May 1 (UPI) -- People with diabetes and low blood sugar levels have a 40 percent higher risk of hospital readmission after discharge, a new study says.
Diabetes patients with blood sugar levels below 100 milligrams per deciliter had higher 30-day readmission rates after discharge than those with normal levels, according to research published Wednesday in the Journal of Clinical Endocrinology and Metabolism. They also had higher 30, 90 and 180-day post-discharge death rates, as well as higher combined 30-day readmission and death rates when their blood sugar levels were low.
The researchers say the burden of hospital readmissions cost the U.S. healthcare system about $25 million annually.
"In our novel nationwide study, we examined data of almost 1 million hospitalizations at the VA Health care system," Elias Spanakis, a researcher at the Baltimore VA Medical Center and study author, said in a news release. "We found that patients with diabetes who are discharged with low or even near normal glucose values during the last day of the hospital stay are at a higher risk of dying or being readmitted to the hospital."
To gather their numbers, the researchers examined the readmission and death rates of more than 843,000 patients over 14 years.
In all, about 9.4 million people in the United States have diabetes, according to the Centers for Disease Control and Prevention.

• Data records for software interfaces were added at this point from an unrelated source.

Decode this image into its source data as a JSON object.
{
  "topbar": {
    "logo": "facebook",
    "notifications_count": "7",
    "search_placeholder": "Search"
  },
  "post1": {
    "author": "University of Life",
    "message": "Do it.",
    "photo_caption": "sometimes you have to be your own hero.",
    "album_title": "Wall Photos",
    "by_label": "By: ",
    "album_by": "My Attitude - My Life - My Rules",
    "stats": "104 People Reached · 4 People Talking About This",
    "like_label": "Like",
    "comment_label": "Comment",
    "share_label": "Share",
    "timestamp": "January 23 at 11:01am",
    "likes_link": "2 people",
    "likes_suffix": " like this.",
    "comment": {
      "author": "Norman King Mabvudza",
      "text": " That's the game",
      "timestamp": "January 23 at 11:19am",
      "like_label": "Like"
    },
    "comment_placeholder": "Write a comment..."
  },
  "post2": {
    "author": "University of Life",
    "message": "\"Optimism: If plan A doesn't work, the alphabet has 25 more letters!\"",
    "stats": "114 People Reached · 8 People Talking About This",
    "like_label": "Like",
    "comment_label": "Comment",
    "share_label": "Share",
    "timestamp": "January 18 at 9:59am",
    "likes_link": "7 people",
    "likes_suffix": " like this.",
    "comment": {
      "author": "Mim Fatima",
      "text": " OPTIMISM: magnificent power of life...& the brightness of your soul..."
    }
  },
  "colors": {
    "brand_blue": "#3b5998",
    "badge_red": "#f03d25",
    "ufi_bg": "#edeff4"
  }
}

"Although future studies are needed, physicians should avoid discharging patients with diabetes from the hospital until glucose values above 100 mg/dl are achieved during the last day of the hospitalization," Spanakis said.